=== INSTRUCTIONS TO FOLLOW ===
Each record is to be reproduced verbatim.

Data items
::::::::
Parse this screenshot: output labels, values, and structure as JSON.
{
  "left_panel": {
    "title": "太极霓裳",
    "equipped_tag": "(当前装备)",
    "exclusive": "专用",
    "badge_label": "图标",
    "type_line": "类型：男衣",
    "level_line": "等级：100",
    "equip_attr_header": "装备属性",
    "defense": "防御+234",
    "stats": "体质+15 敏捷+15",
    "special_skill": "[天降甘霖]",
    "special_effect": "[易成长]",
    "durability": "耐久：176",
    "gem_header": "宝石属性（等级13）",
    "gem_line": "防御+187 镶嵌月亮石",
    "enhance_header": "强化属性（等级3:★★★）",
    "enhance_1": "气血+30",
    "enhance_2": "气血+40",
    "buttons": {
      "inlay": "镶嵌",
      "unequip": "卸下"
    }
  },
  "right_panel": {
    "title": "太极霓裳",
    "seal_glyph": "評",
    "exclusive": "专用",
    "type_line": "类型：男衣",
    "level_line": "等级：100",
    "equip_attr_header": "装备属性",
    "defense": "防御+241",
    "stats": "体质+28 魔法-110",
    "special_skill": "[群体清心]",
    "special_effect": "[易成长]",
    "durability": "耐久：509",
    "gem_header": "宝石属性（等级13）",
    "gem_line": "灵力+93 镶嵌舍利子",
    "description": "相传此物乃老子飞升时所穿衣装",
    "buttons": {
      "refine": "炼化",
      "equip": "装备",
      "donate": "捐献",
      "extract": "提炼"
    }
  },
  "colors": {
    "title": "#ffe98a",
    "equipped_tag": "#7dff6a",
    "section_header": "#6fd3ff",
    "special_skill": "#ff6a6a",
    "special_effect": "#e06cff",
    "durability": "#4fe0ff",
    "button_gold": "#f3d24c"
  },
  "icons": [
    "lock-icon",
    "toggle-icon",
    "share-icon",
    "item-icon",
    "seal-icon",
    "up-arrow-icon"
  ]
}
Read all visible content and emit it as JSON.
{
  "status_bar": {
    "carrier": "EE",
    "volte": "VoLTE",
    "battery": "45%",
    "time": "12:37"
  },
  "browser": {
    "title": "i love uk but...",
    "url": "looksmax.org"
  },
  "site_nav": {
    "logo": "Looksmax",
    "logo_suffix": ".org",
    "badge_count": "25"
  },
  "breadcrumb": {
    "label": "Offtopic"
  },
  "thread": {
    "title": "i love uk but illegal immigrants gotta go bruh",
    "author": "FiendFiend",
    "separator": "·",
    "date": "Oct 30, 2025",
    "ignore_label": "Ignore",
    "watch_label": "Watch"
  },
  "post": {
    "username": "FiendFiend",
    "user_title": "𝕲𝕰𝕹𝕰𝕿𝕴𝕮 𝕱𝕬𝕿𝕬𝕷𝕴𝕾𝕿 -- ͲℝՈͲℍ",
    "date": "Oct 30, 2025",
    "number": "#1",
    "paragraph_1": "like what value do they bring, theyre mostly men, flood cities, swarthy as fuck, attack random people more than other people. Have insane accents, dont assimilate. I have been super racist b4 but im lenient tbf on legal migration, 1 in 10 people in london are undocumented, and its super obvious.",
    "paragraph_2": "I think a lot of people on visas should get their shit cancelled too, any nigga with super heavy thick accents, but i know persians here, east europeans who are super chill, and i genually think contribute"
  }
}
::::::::
=== EXERCISE RESPONSE ===
Parse this screenshot: output labels, values, and structure as JSON.
{
  "left_panel": {
    "title": "太极霓裳",
    "equipped_tag": "(当前装备)",
    "exclusive": "专用",
    "badge_label": "图标",
    "type_line": "类型：男衣",
    "level_line": "等级：100",
    "equip_attr_header": "装备属性",
    "defense": "防御+234",
    "stats": "体质+15 敏捷+15",
    "special_skill": "[天降甘霖]",
    "special_effect": "[易成长]",
    "durability": "耐久：176",
    "gem_header": "宝石属性（等级13）",
    "gem_line": "防御+187 镶嵌月亮石",
    "enhance_header": "强化属性（等级3:★★★）",
    "enhance_1": "气血+30",
    "enhance_2": "气血+40",
    "buttons": {
      "inlay": "镶嵌",
      "unequip": "卸下"
    }
  },
  "right_panel": {
    "title": "太极霓裳",
    "seal_glyph": "評",
    "exclusive": "专用",
    "type_line": "类型：男衣",
    "level_line": "等级：100",
    "equip_attr_header": "装备属性",
    "defense": "防御+241",
    "stats": "体质+28 魔法-110",
    "special_skill": "[群体清心]",
    "special_effect": "[易成长]",
    "durability": "耐久：509",
    "gem_header": "宝石属性（等级13）",
    "gem_line": "灵力+93 镶嵌舍利子",
    "description": "相传此物乃老子飞升时所穿衣装",
    "buttons": {
      "refine": "炼化",
      "equip": "装备",
      "donate": "捐献",
      "extract": "提炼"
    }
  },
  "colors": {
    "title": "#ffe98a",
    "equipped_tag": "#7dff6a",
    "section_header": "#6fd3ff",
    "special_skill": "#ff6a6a",
    "special_effect": "#e06cff",
    "durability": "#4fe0ff",
    "button_gold": "#f3d24c"
  },
  "icons": [
    "lock-icon",
    "toggle-icon",
    "share-icon",
    "item-icon",
    "seal-icon",
    "up-arrow-icon"
  ]
}
Read all visible content and emit it as JSON.
{
  "status_bar": {
    "carrier": "EE",
    "volte": "VoLTE",
    "battery": "45%",
    "time": "12:37"
  },
  "browser": {
    "title": "i love uk but...",
    "url": "looksmax.org"
  },
  "site_nav": {
    "logo": "Looksmax",
    "logo_suffix": ".org",
    "badge_count": "25"
  },
  "breadcrumb": {
    "label": "Offtopic"
  },
  "thread": {
    "title": "i love uk but illegal immigrants gotta go bruh",
    "author": "FiendFiend",
    "separator": "·",
    "date": "Oct 30, 2025",
    "ignore_label": "Ignore",
    "watch_label": "Watch"
  },
  "post": {
    "username": "FiendFiend",
    "user_title": "𝕲𝕰𝕹𝕰𝕿𝕴𝕮 𝕱𝕬𝕿𝕬𝕷𝕴𝕾𝕿 -- ͲℝՈͲℍ",
    "date": "Oct 30, 2025",
    "number": "#1",
    "paragraph_1": "like what value do they bring, theyre mostly men, flood cities, swarthy as fuck, attack random people more than other people. Have insane accents, dont assimilate. I have been super racist b4 but im lenient tbf on legal migration, 1 in 10 people in london are undocumented, and its super obvious.",
    "paragraph_2": "I think a lot of people on visas should get their shit cancelled too, any nigga with super heavy thick accents, but i know persians here, east europeans who are super chill, and i genually think contribute"
  }
}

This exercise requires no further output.